Records from a collection:
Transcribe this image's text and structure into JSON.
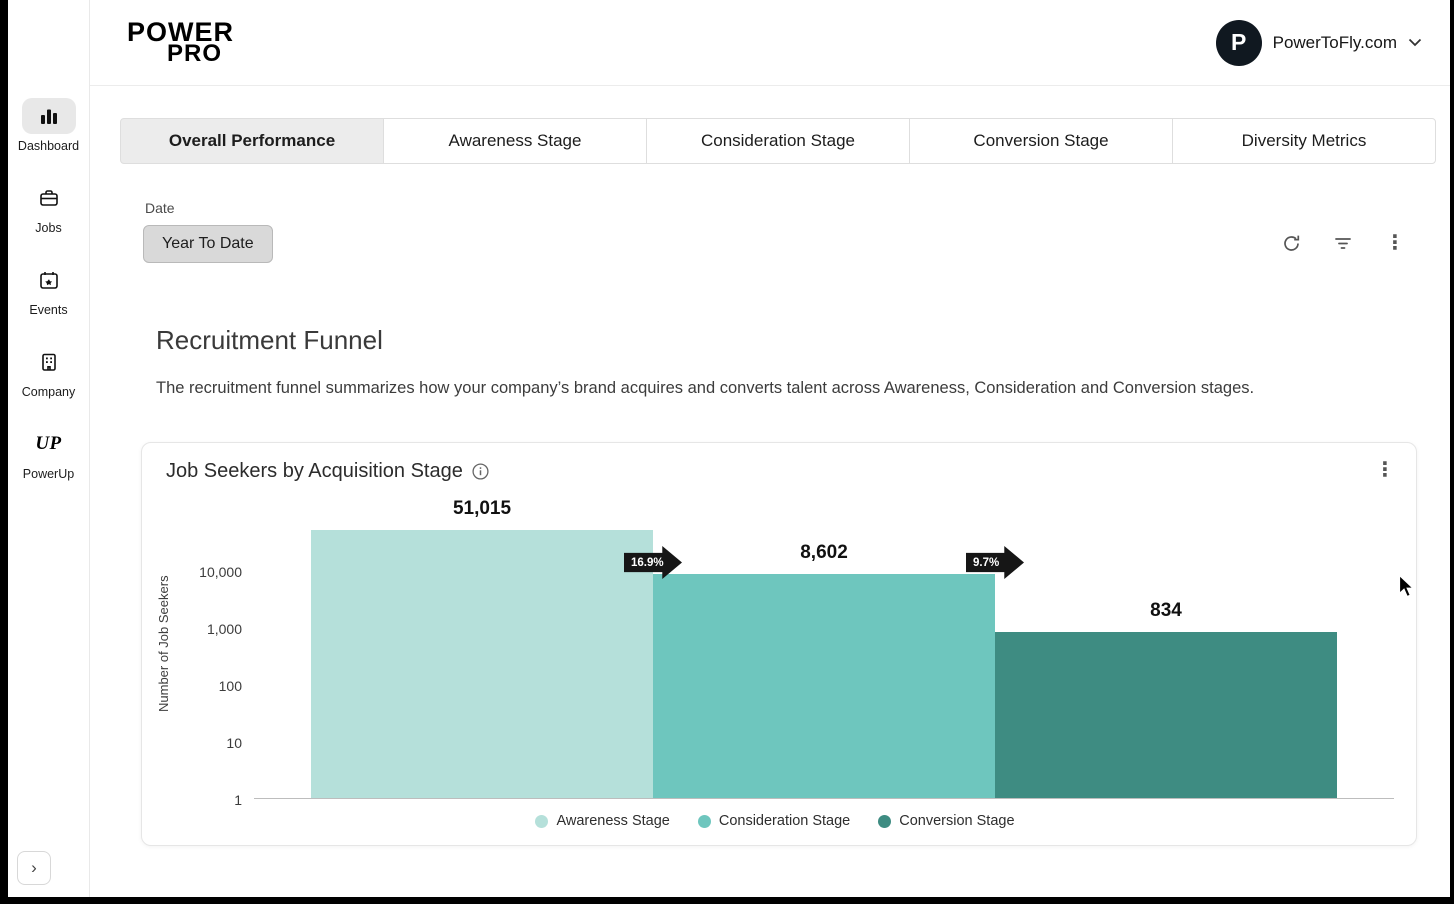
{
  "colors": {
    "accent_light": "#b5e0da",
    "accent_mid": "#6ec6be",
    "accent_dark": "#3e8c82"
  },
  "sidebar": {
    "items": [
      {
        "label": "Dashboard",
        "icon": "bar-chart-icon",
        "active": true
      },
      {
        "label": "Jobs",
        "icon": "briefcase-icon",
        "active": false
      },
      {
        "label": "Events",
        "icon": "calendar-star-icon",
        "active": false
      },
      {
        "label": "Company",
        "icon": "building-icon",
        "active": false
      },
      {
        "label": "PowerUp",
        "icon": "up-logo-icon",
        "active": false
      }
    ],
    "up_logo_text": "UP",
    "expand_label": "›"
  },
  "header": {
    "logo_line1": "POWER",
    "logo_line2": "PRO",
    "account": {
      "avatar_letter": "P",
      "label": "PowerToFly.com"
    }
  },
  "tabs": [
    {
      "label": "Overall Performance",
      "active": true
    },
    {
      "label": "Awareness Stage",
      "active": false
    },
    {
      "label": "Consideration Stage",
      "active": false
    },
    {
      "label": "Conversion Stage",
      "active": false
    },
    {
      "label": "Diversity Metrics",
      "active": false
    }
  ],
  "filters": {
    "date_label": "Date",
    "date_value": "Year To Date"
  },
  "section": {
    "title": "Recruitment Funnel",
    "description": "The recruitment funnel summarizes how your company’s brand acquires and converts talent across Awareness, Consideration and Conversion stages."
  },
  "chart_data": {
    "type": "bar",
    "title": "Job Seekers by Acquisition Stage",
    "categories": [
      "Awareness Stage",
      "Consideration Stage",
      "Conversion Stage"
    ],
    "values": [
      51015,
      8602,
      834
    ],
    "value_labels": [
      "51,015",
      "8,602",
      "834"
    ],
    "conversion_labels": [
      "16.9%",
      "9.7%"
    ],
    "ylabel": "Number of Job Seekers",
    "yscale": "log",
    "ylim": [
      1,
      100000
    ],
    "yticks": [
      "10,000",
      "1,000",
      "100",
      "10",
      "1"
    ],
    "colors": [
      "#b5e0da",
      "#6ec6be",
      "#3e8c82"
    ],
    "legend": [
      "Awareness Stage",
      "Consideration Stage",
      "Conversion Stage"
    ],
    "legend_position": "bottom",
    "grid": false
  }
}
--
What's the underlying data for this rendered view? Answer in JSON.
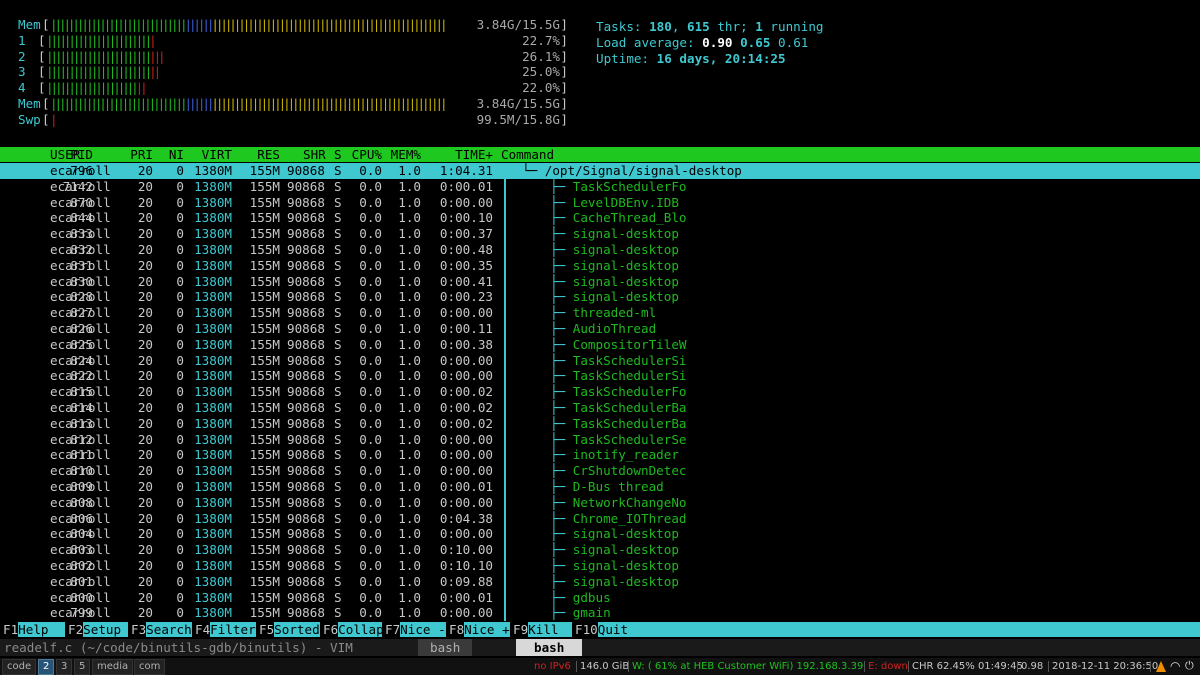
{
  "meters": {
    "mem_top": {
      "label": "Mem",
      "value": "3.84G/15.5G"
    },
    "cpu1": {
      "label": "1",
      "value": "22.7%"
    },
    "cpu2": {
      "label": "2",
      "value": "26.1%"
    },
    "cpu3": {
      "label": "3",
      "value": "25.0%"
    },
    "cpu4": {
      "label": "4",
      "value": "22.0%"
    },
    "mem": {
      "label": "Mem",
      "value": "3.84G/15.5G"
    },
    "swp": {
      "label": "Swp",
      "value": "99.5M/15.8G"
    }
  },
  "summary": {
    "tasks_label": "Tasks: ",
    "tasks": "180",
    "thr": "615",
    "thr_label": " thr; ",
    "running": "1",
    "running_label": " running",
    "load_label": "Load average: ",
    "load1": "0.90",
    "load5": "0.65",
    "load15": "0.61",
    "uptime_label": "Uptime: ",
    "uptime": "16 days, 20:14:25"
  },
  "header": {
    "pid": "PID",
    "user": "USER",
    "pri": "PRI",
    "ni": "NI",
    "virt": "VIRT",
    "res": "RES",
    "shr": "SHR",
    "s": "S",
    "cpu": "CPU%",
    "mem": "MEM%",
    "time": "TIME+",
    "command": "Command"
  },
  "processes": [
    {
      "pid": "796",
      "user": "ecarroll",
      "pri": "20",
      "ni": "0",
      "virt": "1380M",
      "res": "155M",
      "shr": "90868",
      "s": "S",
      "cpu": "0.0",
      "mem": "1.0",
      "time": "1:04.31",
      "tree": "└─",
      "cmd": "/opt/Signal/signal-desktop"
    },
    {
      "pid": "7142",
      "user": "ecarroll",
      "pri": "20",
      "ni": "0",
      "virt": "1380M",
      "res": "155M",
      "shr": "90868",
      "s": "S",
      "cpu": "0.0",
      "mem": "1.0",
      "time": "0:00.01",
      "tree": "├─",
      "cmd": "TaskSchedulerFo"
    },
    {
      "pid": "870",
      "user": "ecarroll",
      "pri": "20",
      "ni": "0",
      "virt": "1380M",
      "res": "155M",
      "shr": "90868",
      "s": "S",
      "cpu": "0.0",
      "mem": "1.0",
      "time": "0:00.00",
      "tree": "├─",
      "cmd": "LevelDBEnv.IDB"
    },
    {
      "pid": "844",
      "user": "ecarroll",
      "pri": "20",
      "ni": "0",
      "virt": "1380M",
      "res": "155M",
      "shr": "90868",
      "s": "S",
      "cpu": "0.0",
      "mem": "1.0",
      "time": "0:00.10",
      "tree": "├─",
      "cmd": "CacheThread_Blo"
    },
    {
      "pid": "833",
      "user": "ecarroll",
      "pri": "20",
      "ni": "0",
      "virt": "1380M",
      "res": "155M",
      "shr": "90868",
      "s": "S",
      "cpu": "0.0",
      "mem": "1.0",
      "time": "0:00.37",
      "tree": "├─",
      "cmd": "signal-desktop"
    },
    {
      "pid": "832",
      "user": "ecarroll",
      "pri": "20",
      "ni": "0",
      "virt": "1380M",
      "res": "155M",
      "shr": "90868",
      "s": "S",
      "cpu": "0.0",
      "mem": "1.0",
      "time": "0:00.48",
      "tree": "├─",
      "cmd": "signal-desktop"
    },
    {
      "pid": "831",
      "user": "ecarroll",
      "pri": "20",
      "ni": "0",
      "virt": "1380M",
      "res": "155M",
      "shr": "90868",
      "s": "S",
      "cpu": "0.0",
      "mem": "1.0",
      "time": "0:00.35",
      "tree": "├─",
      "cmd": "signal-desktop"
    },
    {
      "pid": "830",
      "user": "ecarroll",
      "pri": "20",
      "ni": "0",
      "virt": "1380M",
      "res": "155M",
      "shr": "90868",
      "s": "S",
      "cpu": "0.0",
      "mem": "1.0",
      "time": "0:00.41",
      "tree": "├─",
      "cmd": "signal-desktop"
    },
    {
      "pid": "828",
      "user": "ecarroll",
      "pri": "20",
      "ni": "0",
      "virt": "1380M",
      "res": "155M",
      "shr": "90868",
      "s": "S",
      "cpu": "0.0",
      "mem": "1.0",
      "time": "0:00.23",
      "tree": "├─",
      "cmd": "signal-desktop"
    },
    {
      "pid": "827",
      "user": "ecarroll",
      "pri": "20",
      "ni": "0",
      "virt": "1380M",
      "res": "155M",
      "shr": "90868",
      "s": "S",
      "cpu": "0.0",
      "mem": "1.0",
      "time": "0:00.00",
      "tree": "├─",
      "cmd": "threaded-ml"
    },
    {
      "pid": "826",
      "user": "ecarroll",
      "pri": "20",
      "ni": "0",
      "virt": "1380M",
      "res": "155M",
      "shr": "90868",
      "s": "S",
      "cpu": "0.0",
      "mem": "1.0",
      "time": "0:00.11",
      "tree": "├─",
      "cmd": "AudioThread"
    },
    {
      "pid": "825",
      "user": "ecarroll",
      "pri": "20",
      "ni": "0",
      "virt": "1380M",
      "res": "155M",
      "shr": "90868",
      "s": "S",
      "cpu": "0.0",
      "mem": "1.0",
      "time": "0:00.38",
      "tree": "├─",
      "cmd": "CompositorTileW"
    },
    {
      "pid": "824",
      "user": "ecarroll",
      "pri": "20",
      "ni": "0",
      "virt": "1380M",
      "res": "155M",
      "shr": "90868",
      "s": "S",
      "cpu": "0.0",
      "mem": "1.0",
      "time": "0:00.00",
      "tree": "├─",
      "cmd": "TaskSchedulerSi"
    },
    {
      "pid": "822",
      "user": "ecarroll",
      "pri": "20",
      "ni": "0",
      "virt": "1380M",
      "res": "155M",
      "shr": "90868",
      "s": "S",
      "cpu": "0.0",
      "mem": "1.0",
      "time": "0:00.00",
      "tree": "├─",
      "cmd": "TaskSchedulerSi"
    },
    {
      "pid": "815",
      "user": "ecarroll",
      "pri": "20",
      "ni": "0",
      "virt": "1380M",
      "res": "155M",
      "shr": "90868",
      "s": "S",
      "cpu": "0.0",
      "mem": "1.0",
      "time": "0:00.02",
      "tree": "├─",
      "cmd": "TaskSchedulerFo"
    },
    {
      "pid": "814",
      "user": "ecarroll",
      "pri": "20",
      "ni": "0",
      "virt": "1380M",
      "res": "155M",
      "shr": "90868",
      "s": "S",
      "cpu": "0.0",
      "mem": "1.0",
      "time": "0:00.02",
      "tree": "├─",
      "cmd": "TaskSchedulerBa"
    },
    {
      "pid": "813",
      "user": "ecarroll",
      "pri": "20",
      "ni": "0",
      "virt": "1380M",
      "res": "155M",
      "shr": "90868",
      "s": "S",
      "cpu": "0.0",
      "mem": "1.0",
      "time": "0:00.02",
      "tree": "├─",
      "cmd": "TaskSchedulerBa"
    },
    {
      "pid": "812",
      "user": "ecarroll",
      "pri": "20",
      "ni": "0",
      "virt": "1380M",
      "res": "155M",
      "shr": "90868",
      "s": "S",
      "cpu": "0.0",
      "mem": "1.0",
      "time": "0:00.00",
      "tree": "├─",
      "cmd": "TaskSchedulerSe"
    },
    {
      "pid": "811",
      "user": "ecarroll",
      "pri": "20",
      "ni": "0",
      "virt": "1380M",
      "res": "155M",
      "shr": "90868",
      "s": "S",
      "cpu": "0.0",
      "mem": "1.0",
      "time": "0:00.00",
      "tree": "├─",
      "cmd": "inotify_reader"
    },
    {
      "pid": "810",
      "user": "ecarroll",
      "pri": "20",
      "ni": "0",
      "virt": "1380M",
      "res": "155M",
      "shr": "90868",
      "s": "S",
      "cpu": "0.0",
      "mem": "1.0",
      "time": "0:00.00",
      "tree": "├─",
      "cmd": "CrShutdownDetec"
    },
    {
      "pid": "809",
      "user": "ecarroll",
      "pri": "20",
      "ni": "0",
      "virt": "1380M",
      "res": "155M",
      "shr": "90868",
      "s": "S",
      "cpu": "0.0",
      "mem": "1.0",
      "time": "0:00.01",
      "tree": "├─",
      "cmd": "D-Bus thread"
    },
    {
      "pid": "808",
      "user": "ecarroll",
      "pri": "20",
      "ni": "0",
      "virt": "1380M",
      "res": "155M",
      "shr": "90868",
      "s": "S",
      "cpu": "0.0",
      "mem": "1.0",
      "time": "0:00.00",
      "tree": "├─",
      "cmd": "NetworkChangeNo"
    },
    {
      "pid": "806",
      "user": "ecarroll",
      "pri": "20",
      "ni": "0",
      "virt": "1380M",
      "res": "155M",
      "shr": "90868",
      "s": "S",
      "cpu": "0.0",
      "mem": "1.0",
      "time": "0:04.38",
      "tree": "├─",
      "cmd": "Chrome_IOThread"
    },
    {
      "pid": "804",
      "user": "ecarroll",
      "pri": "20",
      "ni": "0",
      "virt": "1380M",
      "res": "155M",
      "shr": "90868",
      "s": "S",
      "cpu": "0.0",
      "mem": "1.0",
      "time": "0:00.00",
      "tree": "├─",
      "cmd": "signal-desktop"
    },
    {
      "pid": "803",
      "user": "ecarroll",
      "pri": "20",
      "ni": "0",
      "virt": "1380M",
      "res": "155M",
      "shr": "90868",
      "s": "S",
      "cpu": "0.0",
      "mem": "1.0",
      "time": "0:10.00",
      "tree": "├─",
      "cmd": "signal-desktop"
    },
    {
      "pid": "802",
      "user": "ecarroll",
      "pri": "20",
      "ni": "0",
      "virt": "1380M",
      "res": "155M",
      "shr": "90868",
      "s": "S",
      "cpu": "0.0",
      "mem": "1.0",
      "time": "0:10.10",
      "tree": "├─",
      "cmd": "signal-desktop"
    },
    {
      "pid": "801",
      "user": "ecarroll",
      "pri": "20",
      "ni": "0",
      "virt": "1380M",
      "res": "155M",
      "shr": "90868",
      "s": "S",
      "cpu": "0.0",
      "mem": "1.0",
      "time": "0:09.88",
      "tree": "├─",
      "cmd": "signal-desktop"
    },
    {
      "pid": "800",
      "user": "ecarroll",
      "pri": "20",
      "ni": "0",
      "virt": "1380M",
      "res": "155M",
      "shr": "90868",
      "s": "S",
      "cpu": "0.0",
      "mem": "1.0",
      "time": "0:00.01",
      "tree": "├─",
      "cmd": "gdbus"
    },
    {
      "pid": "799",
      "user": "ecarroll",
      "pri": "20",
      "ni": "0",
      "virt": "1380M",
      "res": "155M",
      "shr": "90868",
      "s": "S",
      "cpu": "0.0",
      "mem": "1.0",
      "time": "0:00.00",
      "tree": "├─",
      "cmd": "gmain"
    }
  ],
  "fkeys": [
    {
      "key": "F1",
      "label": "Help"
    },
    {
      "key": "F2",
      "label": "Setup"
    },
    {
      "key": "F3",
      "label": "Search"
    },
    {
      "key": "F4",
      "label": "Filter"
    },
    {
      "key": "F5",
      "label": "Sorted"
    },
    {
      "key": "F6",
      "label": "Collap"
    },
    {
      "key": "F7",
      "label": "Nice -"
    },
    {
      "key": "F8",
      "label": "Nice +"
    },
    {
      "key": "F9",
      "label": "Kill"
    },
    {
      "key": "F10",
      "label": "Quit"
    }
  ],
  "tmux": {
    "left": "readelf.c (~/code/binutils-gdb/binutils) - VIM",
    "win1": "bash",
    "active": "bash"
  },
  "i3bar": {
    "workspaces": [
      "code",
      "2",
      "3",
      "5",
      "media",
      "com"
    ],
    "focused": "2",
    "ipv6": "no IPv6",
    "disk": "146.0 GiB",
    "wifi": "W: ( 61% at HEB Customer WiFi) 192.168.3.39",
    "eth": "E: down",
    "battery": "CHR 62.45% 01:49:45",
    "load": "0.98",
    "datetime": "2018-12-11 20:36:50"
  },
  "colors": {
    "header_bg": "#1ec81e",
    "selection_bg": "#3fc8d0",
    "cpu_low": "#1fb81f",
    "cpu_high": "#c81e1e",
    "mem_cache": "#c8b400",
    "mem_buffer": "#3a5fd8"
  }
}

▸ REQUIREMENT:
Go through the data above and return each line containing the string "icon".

▸ EXERCISE RESULT:
        "icon": "bar-chart-icon",
        "icon": "briefcase-icon",
        "icon": "calendar-star-icon",
        "icon": "building-icon",
        "icon": "up-logo-icon",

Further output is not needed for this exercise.